You can subscribe to Kathy’s e-mails, which are a wealth of information. She offers parents many tips on many issues. She is also the author of 20 books, including the award-winning Busy Mom’s Guide to a Happy, Organized Home.
Interestingly, she has discontinued her Facebook page due to hackers.
Jan, this suggests that even your diligent and watchful eye over your children may not be enough to protect them on social networking sites from hackers. Hackers may use the information your children post as well as their pictures in a non-flattering, detrimental, or hurtful way as is the pattern with many of these hackers
So, let this be a lesson and warning to all parents that anything your children put on social networking sites can be compromised.
I want to share with you some things Kathy shared with me recently. She provided me data from her own research about the experiences of children regarding social media and online use. She has graciously allowed me to share with my readers. It is startling and should be a wake-up call to us all:
9 out of 10 children have been accidentally exposed to pornography;
20 % of teens admit to participating in “sexting” (sending sexually suggestive messages);
20 % of teens say they have sent/posted nude or semi-nude pictures or videos of themselves;
39 % of teens say they send or post sexually suggestive messages;
48 % of teens say they have received sexually suggestive messages;
44 % of teens say it is common for sexually suggestive text messages to get shared with people other than the intended recipient;
36 % of teen girls and 39 % of teen boys say it is common for nude or semi-nude photos to get shared with people other than the intended recipient;
33% of online solicitations of minors is via social networking sites; and
32% of online teens have been contacted by strangers online.
Jan, Facebook is not going to go away although as most communication methods, it will most likely morph into new formats, which means you have to be all the more diligent in parenting your children regarding changes.
My question to all parents is are you teaching your children to use Facebook without debasing themselves?

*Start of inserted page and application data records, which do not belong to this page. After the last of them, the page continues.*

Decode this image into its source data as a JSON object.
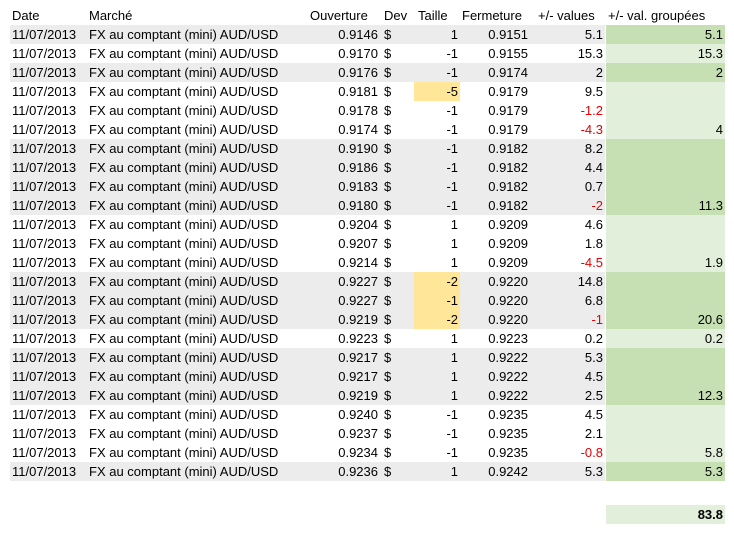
{
  "headers": {
    "date": "Date",
    "market": "Marché",
    "open": "Ouverture",
    "dev": "Dev",
    "size": "Taille",
    "close": "Fermeture",
    "values": "+/- values",
    "grouped": "+/- val. groupées"
  },
  "colors": {
    "row_shade": "#ececec",
    "size_highlight": "#ffe699",
    "group_light": "#e2efda",
    "group_dark": "#c6e0b4",
    "negative": "#e60000"
  },
  "rows": [
    {
      "date": "11/07/2013",
      "market": "FX au comptant  (mini) AUD/USD",
      "open": "0.9146",
      "dev": "$",
      "size": "1",
      "close": "0.9151",
      "val": "5.1",
      "grp": "5.1",
      "shade": true,
      "sizeHl": false,
      "neg": false,
      "grpStyle": "dark"
    },
    {
      "date": "11/07/2013",
      "market": "FX au comptant  (mini) AUD/USD",
      "open": "0.9170",
      "dev": "$",
      "size": "-1",
      "close": "0.9155",
      "val": "15.3",
      "grp": "15.3",
      "shade": false,
      "sizeHl": false,
      "neg": false,
      "grpStyle": "light"
    },
    {
      "date": "11/07/2013",
      "market": "FX au comptant  (mini) AUD/USD",
      "open": "0.9176",
      "dev": "$",
      "size": "-1",
      "close": "0.9174",
      "val": "2",
      "grp": "2",
      "shade": true,
      "sizeHl": false,
      "neg": false,
      "grpStyle": "dark"
    },
    {
      "date": "11/07/2013",
      "market": "FX au comptant  (mini) AUD/USD",
      "open": "0.9181",
      "dev": "$",
      "size": "-5",
      "close": "0.9179",
      "val": "9.5",
      "grp": "",
      "shade": false,
      "sizeHl": true,
      "neg": false,
      "grpStyle": "light"
    },
    {
      "date": "11/07/2013",
      "market": "FX au comptant  (mini) AUD/USD",
      "open": "0.9178",
      "dev": "$",
      "size": "-1",
      "close": "0.9179",
      "val": "-1.2",
      "grp": "",
      "shade": false,
      "sizeHl": false,
      "neg": true,
      "grpStyle": "light"
    },
    {
      "date": "11/07/2013",
      "market": "FX au comptant  (mini) AUD/USD",
      "open": "0.9174",
      "dev": "$",
      "size": "-1",
      "close": "0.9179",
      "val": "-4.3",
      "grp": "4",
      "shade": false,
      "sizeHl": false,
      "neg": true,
      "grpStyle": "light"
    },
    {
      "date": "11/07/2013",
      "market": "FX au comptant  (mini) AUD/USD",
      "open": "0.9190",
      "dev": "$",
      "size": "-1",
      "close": "0.9182",
      "val": "8.2",
      "grp": "",
      "shade": true,
      "sizeHl": false,
      "neg": false,
      "grpStyle": "dark"
    },
    {
      "date": "11/07/2013",
      "market": "FX au comptant  (mini) AUD/USD",
      "open": "0.9186",
      "dev": "$",
      "size": "-1",
      "close": "0.9182",
      "val": "4.4",
      "grp": "",
      "shade": true,
      "sizeHl": false,
      "neg": false,
      "grpStyle": "dark"
    },
    {
      "date": "11/07/2013",
      "market": "FX au comptant  (mini) AUD/USD",
      "open": "0.9183",
      "dev": "$",
      "size": "-1",
      "close": "0.9182",
      "val": "0.7",
      "grp": "",
      "shade": true,
      "sizeHl": false,
      "neg": false,
      "grpStyle": "dark"
    },
    {
      "date": "11/07/2013",
      "market": "FX au comptant  (mini) AUD/USD",
      "open": "0.9180",
      "dev": "$",
      "size": "-1",
      "close": "0.9182",
      "val": "-2",
      "grp": "11.3",
      "shade": true,
      "sizeHl": false,
      "neg": true,
      "grpStyle": "dark"
    },
    {
      "date": "11/07/2013",
      "market": "FX au comptant  (mini) AUD/USD",
      "open": "0.9204",
      "dev": "$",
      "size": "1",
      "close": "0.9209",
      "val": "4.6",
      "grp": "",
      "shade": false,
      "sizeHl": false,
      "neg": false,
      "grpStyle": "light"
    },
    {
      "date": "11/07/2013",
      "market": "FX au comptant  (mini) AUD/USD",
      "open": "0.9207",
      "dev": "$",
      "size": "1",
      "close": "0.9209",
      "val": "1.8",
      "grp": "",
      "shade": false,
      "sizeHl": false,
      "neg": false,
      "grpStyle": "light"
    },
    {
      "date": "11/07/2013",
      "market": "FX au comptant  (mini) AUD/USD",
      "open": "0.9214",
      "dev": "$",
      "size": "1",
      "close": "0.9209",
      "val": "-4.5",
      "grp": "1.9",
      "shade": false,
      "sizeHl": false,
      "neg": true,
      "grpStyle": "light"
    },
    {
      "date": "11/07/2013",
      "market": "FX au comptant  (mini) AUD/USD",
      "open": "0.9227",
      "dev": "$",
      "size": "-2",
      "close": "0.9220",
      "val": "14.8",
      "grp": "",
      "shade": true,
      "sizeHl": true,
      "neg": false,
      "grpStyle": "dark"
    },
    {
      "date": "11/07/2013",
      "market": "FX au comptant  (mini) AUD/USD",
      "open": "0.9227",
      "dev": "$",
      "size": "-1",
      "close": "0.9220",
      "val": "6.8",
      "grp": "",
      "shade": true,
      "sizeHl": true,
      "neg": false,
      "grpStyle": "dark"
    },
    {
      "date": "11/07/2013",
      "market": "FX au comptant  (mini) AUD/USD",
      "open": "0.9219",
      "dev": "$",
      "size": "-2",
      "close": "0.9220",
      "val": "-1",
      "grp": "20.6",
      "shade": true,
      "sizeHl": true,
      "neg": true,
      "grpStyle": "dark"
    },
    {
      "date": "11/07/2013",
      "market": "FX au comptant  (mini) AUD/USD",
      "open": "0.9223",
      "dev": "$",
      "size": "1",
      "close": "0.9223",
      "val": "0.2",
      "grp": "0.2",
      "shade": false,
      "sizeHl": false,
      "neg": false,
      "grpStyle": "light"
    },
    {
      "date": "11/07/2013",
      "market": "FX au comptant  (mini) AUD/USD",
      "open": "0.9217",
      "dev": "$",
      "size": "1",
      "close": "0.9222",
      "val": "5.3",
      "grp": "",
      "shade": true,
      "sizeHl": false,
      "neg": false,
      "grpStyle": "dark"
    },
    {
      "date": "11/07/2013",
      "market": "FX au comptant  (mini) AUD/USD",
      "open": "0.9217",
      "dev": "$",
      "size": "1",
      "close": "0.9222",
      "val": "4.5",
      "grp": "",
      "shade": true,
      "sizeHl": false,
      "neg": false,
      "grpStyle": "dark"
    },
    {
      "date": "11/07/2013",
      "market": "FX au comptant  (mini) AUD/USD",
      "open": "0.9219",
      "dev": "$",
      "size": "1",
      "close": "0.9222",
      "val": "2.5",
      "grp": "12.3",
      "shade": true,
      "sizeHl": false,
      "neg": false,
      "grpStyle": "dark"
    },
    {
      "date": "11/07/2013",
      "market": "FX au comptant  (mini) AUD/USD",
      "open": "0.9240",
      "dev": "$",
      "size": "-1",
      "close": "0.9235",
      "val": "4.5",
      "grp": "",
      "shade": false,
      "sizeHl": false,
      "neg": false,
      "grpStyle": "light"
    },
    {
      "date": "11/07/2013",
      "market": "FX au comptant  (mini) AUD/USD",
      "open": "0.9237",
      "dev": "$",
      "size": "-1",
      "close": "0.9235",
      "val": "2.1",
      "grp": "",
      "shade": false,
      "sizeHl": false,
      "neg": false,
      "grpStyle": "light"
    },
    {
      "date": "11/07/2013",
      "market": "FX au comptant  (mini) AUD/USD",
      "open": "0.9234",
      "dev": "$",
      "size": "-1",
      "close": "0.9235",
      "val": "-0.8",
      "grp": "5.8",
      "shade": false,
      "sizeHl": false,
      "neg": true,
      "grpStyle": "light"
    },
    {
      "date": "11/07/2013",
      "market": "FX au comptant  (mini) AUD/USD",
      "open": "0.9236",
      "dev": "$",
      "size": "1",
      "close": "0.9242",
      "val": "5.3",
      "grp": "5.3",
      "shade": true,
      "sizeHl": false,
      "neg": false,
      "grpStyle": "dark"
    }
  ],
  "total": "83.8"
}
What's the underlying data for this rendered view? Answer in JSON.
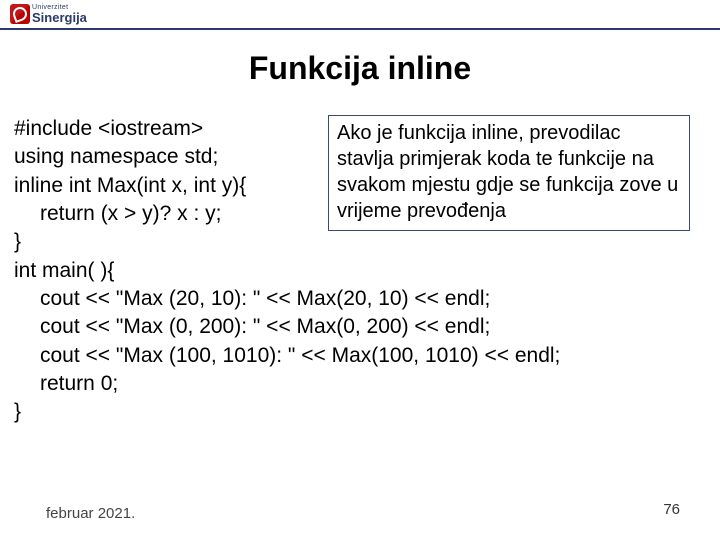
{
  "logo": {
    "univerzitet": "Univerzitet",
    "name": "Sinergija"
  },
  "title": "Funkcija inline",
  "code": {
    "l1": "#include <iostream>",
    "l2": "using namespace std;",
    "l3": "inline int Max(int x, int y){",
    "l4": "return (x > y)? x : y;",
    "l5": "}",
    "l6": "int main( ){",
    "l7": "cout << \"Max (20, 10): \" << Max(20, 10) << endl;",
    "l8": "cout << \"Max (0, 200): \" << Max(0, 200) << endl;",
    "l9": "cout << \"Max (100, 1010): \" << Max(100, 1010) << endl;",
    "l10": "return 0;",
    "l11": "}"
  },
  "callout": "Ako je funkcija inline, prevodilac stavlja primjerak koda te funkcije na svakom mjestu gdje se funkcija zove u vrijeme prevođenja",
  "footer": {
    "date": "februar 2021.",
    "page": "76"
  }
}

Children should be taught that a good thing should not be used for bad activity. I see a lot of bad behavior on these social networking sites as well.
And do not forget this: In a global economy, your children will intersect with cultures that still expect social boundaries to be respected. I still expect people to regard social boundaries in my home. I also expect this from those that I call friends, even on my Facebook page.

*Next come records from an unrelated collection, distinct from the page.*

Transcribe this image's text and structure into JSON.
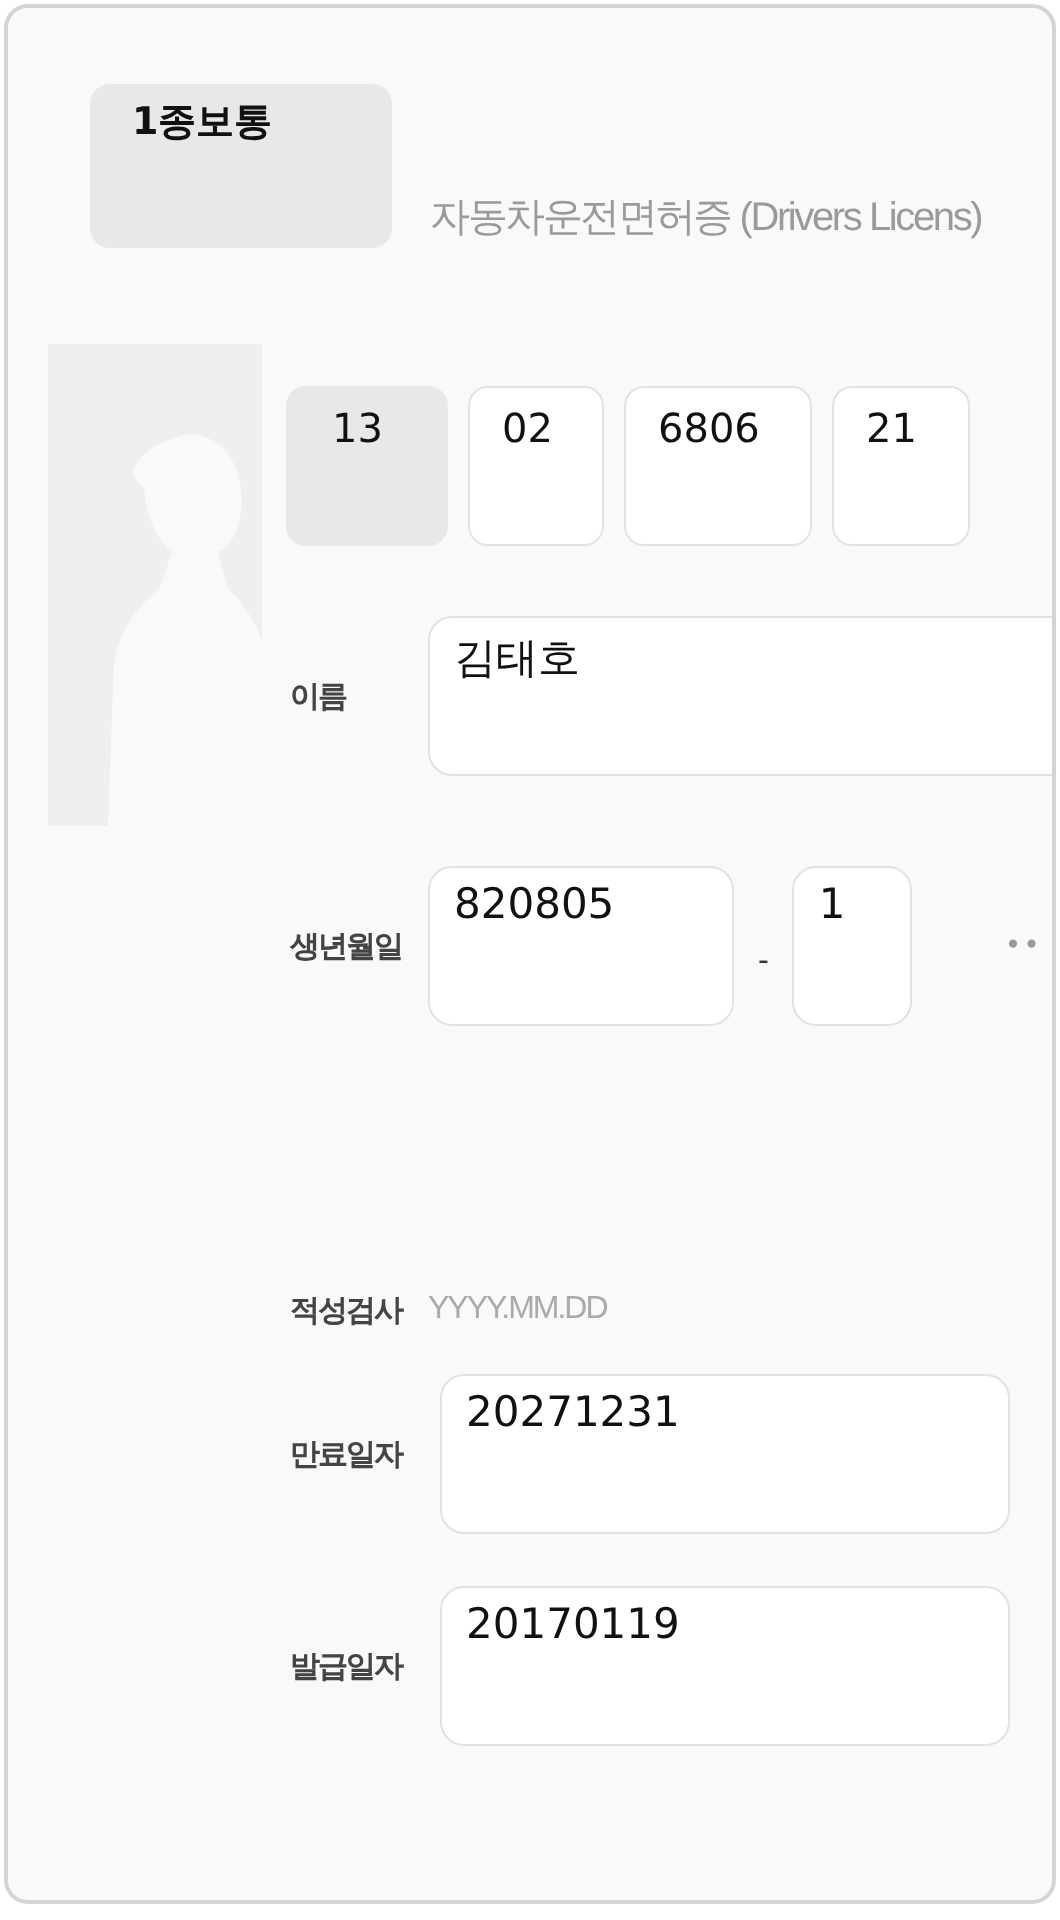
{
  "license_type": "1종보통",
  "title": "자동차운전면허증 (Drivers Licens)",
  "license_number": [
    {
      "value": "13",
      "disabled": true
    },
    {
      "value": "02",
      "disabled": false
    },
    {
      "value": "6806",
      "disabled": false
    },
    {
      "value": "21",
      "disabled": false
    }
  ],
  "fields": [
    {
      "kind": "name",
      "label": "이름",
      "value": "김태호"
    },
    {
      "kind": "resident",
      "label": "생년월일",
      "value": "820805",
      "separator": "-",
      "second": "1",
      "masked": "••"
    },
    {
      "kind": "empty",
      "label": "적성검사",
      "placeholder": "YYYY.MM.DD"
    },
    {
      "kind": "date",
      "label": "만료일자",
      "value": "20271231"
    },
    {
      "kind": "date",
      "label": "발급일자",
      "value": "20170119"
    }
  ]
}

As we protect first amendment rights, we should also defend our right to choose with whom who we associate. All parents should teach their children modicums of decency and how to behave, lest others through social networking teach them that vulgarity is appropriate and socially acceptable.
And, all parents should be as involved in their children’s lives as you are in yours, Jan.